Specific symptoms necessitate immediate veterinary attention. Symptoms that point to urgent vet attention are;
- Uncontrollable bleeding
- Breathing difficulty
- Gum discoloration
Wounds' severity, your dog's overall health, and the wound location will all play a role in the type of treatment your veterinarian recommends. The ultimate treatment goal is to prevent further infections and complications. This will be done by cleaning the bite wounds, removing dead or harshly damaged body tissue, and, if possible, stitching the wounds.
For wounds that penetrate the skin, antibiotics may be administered. The vet's decision will depend on the wound location and the time between the bite and your vet's examination. Your vet may prescribe only a topical antibiotic. However, that is typically only in cases of minor injuries or open wounds that need to heal. A broad-spectrum antibiotic may be prescribed by your veterinarian if they believe bacteria have entered the dog's bloodstream. Antibiotics work best when started as soon as a bite injury occurs. After a bite, it is best to seek prompt veterinary attention.
Pain medication, sedation, or anesthetics should be administered to your dog before you begin the detailed examination of the extent of its wounds.

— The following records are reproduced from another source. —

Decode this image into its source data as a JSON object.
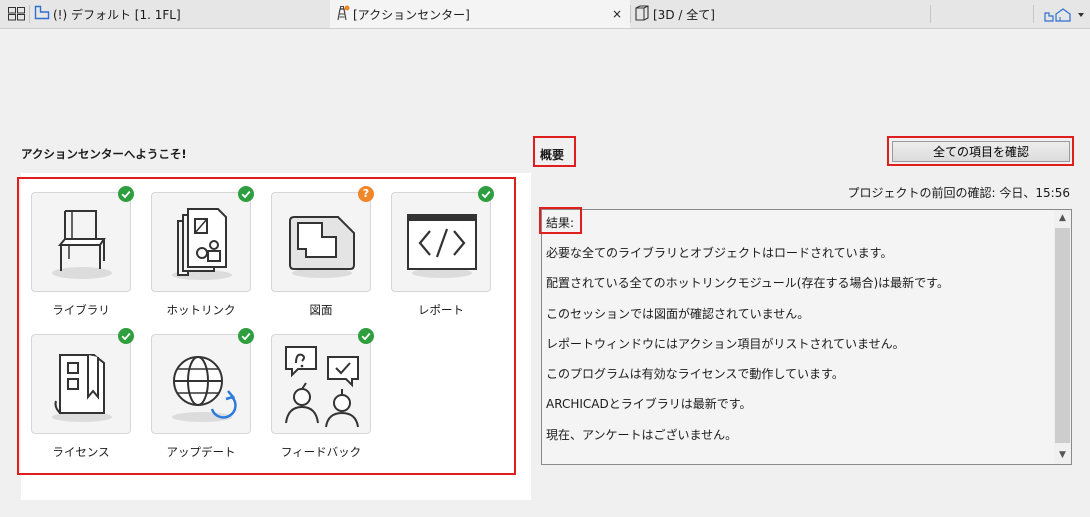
{
  "tabs": [
    {
      "label": "(!) デフォルト [1. 1FL]",
      "active": false
    },
    {
      "label": "[アクションセンター]",
      "active": true
    },
    {
      "label": "[3D / 全て]",
      "active": false
    }
  ],
  "tab_close_glyph": "×",
  "welcome": "アクションセンターへようこそ!",
  "tiles": [
    {
      "label": "ライブラリ",
      "icon": "chair-icon",
      "status": "ok"
    },
    {
      "label": "ホットリンク",
      "icon": "hotlink-icon",
      "status": "ok"
    },
    {
      "label": "図面",
      "icon": "drawing-icon",
      "status": "unknown",
      "status_text": "?"
    },
    {
      "label": "レポート",
      "icon": "report-code-icon",
      "status": "ok"
    },
    {
      "label": "ライセンス",
      "icon": "license-icon",
      "status": "ok"
    },
    {
      "label": "アップデート",
      "icon": "globe-update-icon",
      "status": "ok"
    },
    {
      "label": "フィードバック",
      "icon": "feedback-icon",
      "status": "ok"
    }
  ],
  "overview": {
    "title": "概要",
    "check_all_button": "全ての項目を確認",
    "last_check": "プロジェクトの前回の確認: 今日、15:56",
    "results_title": "結果:",
    "results": [
      "必要な全てのライブラリとオブジェクトはロードされています。",
      "配置されている全てのホットリンクモジュール(存在する場合)は最新です。",
      "このセッションでは図面が確認されていません。",
      "レポートウィンドウにはアクション項目がリストされていません。",
      "このプログラムは有効なライセンスで動作しています。",
      "ARCHICADとライブラリは最新です。",
      "現在、アンケートはございません。"
    ]
  },
  "colors": {
    "ok": "#2e9e3e",
    "warning": "#f0862a",
    "highlight": "#e01e1e",
    "update_accent": "#2b7bdc"
  }
}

As a final precaution, your veterinarian will remove any hair that may have accumulated around your pet's wounds to prevent further complications. A general anesthetic may be required for your dog in case of large wounds, highly contaminated, or in body areas that might be tricky for vets to examine (such as the mouth, ears, or eyes). This will allow the wound to be cleaned and treated safely and thoroughly. Non-steroidal anti-inflammatory drugs (NSAIDs), like meloxicam, deracoxib, or carprofen, will be prescribed to dogs for home administration.
It is common for vets to leave small wounds open to allow any infection to drain. There may be temporary drains if the extensive damage can cause fluid build-up in the bite area. Lacerations will be stitched up. Most wounds will be "debrided" (infected or compromised tissue will be removed, and the wound edges will be trimmed). Wounds on the skin may be widened to examine and clean the tissues beneath them.
A sensitivity test and bacterial culture should be carried out to identify the exact bacteria involved. That will tell the vet the best antibiotics for treating these bacteria. Even if bitten dogs don't show any improvement in their wounds after receiving broad-spectrum antibiotic treatment, your veterinarian may wait a few days before performing these tests.
For dogs with sutures, the owner needs to keep the wound area sterile and dry. It is possible that your dog will need an Elizabethan collar (dog cone) or a bandage to cover the wound. Draining the wound is necessary if the vet left the wound open or if they placed a drain in the wound. Soft washcloths and warm water can be used to remove dirt and debris. A mild disinfectant cleaner may be prescribed by your veterinarian in some cases. Only use products that your veterinarian has prescribed. Hydrogen peroxide can be used for bite wound cleaning, but it is best to discuss it with your vet. This can delay healing and even worsen the situation if misused.
WARNING: If you've been told to clean the dog's bite wounds, make sure you're extremely cautious. Wound cleaning can hurt the dog, and your dog might bite you. Even the gentlest dogs can react to pain, so it is a good idea to muzzle them during the process.
You should never let your dog run loose in a park or anywhere else where it might be a danger to other people or animals. Obedience training should begin while they're still puppies because well-behaved dogs are less prone to fights. Approaching a free-roaming dog while out with your pet is not recommended. The other dog's temperament is unknown, and your dog's friendly and gentle temperament can get them into trouble.
To be completely safe, make sure your dog is vaccinated for rabies, and the vaccination is up to date.
World Dog Finder team